Correct me if I am wrong, but it would appear to be that XP & Win2kPro desktops do NOT dynamically update their DNS entry if they are statically IP'd. From what I have read so far, you need them to be using DHCP for addressing, and then it should work. So first part of the question is, I am right or wrong with this paragraph?
Assuming I am right, I thought of creating a more automated method to update the DNS server entries to match the real values on the client. I was thinking of having a script to ping a machine, then run the 'hostname' command on it. Then I would take the correct IP and hostname and use the DNSCMD command to create the proper entry. In theory, I don't see why this shouldn't work.
However, the DNSCMD errors out on me every time, from my Domain Controller/ DNS server itself. (actually from both of my DNS servers).

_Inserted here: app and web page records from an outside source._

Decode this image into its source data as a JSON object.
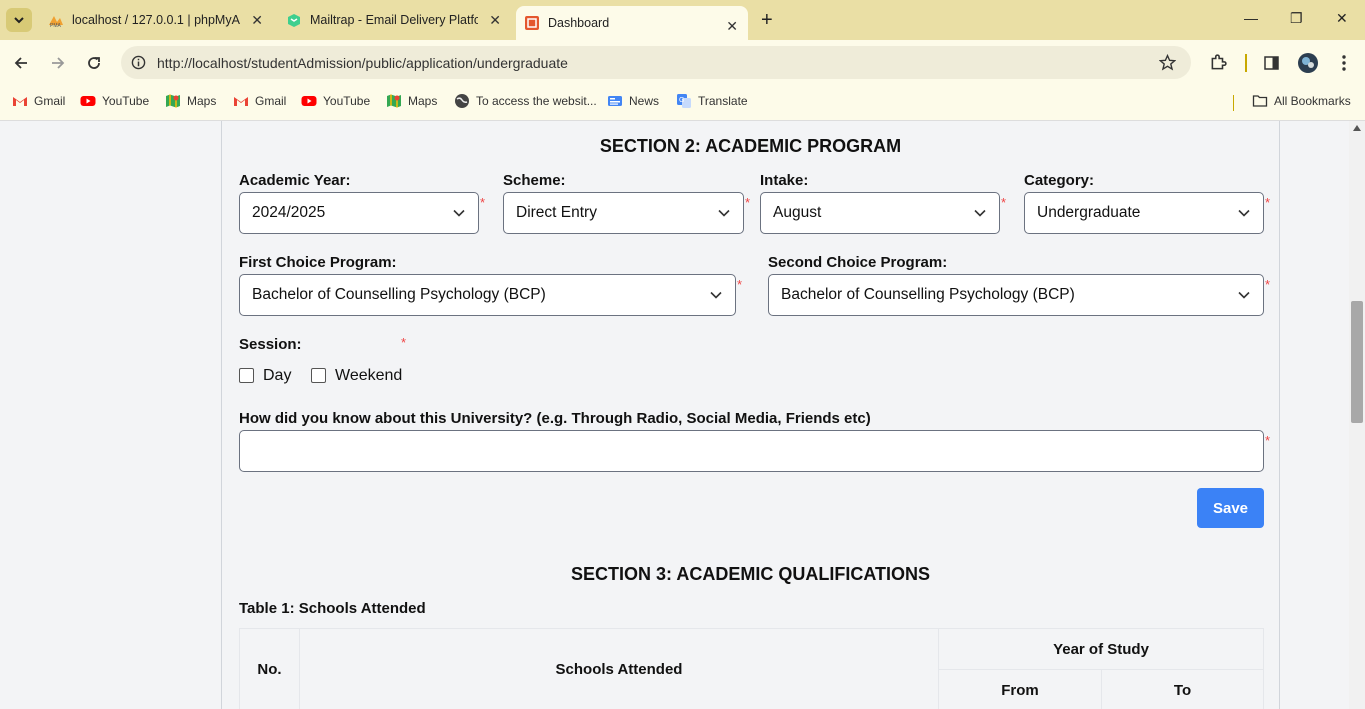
{
  "browser": {
    "tabs": [
      {
        "title": "localhost / 127.0.0.1 | phpMyAd",
        "favicon": "phpmyadmin-icon"
      },
      {
        "title": "Mailtrap - Email Delivery Platfor",
        "favicon": "mailtrap-icon"
      },
      {
        "title": "Dashboard",
        "favicon": "dashboard-icon",
        "active": true
      }
    ],
    "url": "http://localhost/studentAdmission/public/application/undergraduate",
    "bookmarks": [
      {
        "label": "Gmail",
        "icon": "gmail-icon"
      },
      {
        "label": "YouTube",
        "icon": "youtube-icon"
      },
      {
        "label": "Maps",
        "icon": "maps-icon"
      },
      {
        "label": "Gmail",
        "icon": "gmail-icon"
      },
      {
        "label": "YouTube",
        "icon": "youtube-icon"
      },
      {
        "label": "Maps",
        "icon": "maps-icon"
      },
      {
        "label": "To access the websit...",
        "icon": "globe-icon"
      },
      {
        "label": "News",
        "icon": "news-icon"
      },
      {
        "label": "Translate",
        "icon": "translate-icon"
      }
    ],
    "all_bookmarks": "All Bookmarks"
  },
  "section2": {
    "title": "SECTION 2: ACADEMIC PROGRAM",
    "academic_year": {
      "label": "Academic Year:",
      "value": "2024/2025"
    },
    "scheme": {
      "label": "Scheme:",
      "value": "Direct Entry"
    },
    "intake": {
      "label": "Intake:",
      "value": "August"
    },
    "category": {
      "label": "Category:",
      "value": "Undergraduate"
    },
    "first_choice": {
      "label": "First Choice Program:",
      "value": "Bachelor of Counselling Psychology (BCP)"
    },
    "second_choice": {
      "label": "Second Choice Program:",
      "value": "Bachelor of Counselling Psychology (BCP)"
    },
    "session": {
      "label": "Session:",
      "options": [
        "Day",
        "Weekend"
      ]
    },
    "how_know": {
      "label": "How did you know about this University? (e.g. Through Radio, Social Media, Friends etc)",
      "value": ""
    },
    "required_mark": "*",
    "save_label": "Save"
  },
  "section3": {
    "title": "SECTION 3: ACADEMIC QUALIFICATIONS",
    "table_title": "Table 1: Schools Attended",
    "headers": {
      "no": "No.",
      "schools": "Schools Attended",
      "year": "Year of Study",
      "from": "From",
      "to": "To"
    }
  },
  "colors": {
    "accent": "#3b82f6",
    "required": "#ef4444",
    "titlebar": "#eadfa5"
  }
}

Starting simply, from an RDP on the DNS server, I try:
dnscmd . /Info which gives Command Failed: Unknown 1717
dnscmd hostname_of_dns_server gives same error 1717
dnscmd IP_of_dns_server /Info gives same but error 1753
Further commands such as:
dnscmd . /RecordAdd company.com newhost A 10.10.10.10 give me the same errors above, depending on the entry for my DNS server, either a 1717 or 1753 error.
It would appear that the DNS command fails when communicating to the DNS server. Clearly, doing these commands on the DNS server itself shouldnt be an issue. Is there some configuration or Group Policy setting that would block this? I am beginning to think I somehow misconfigured integrated AD-DNS.
Any help would be appreciated.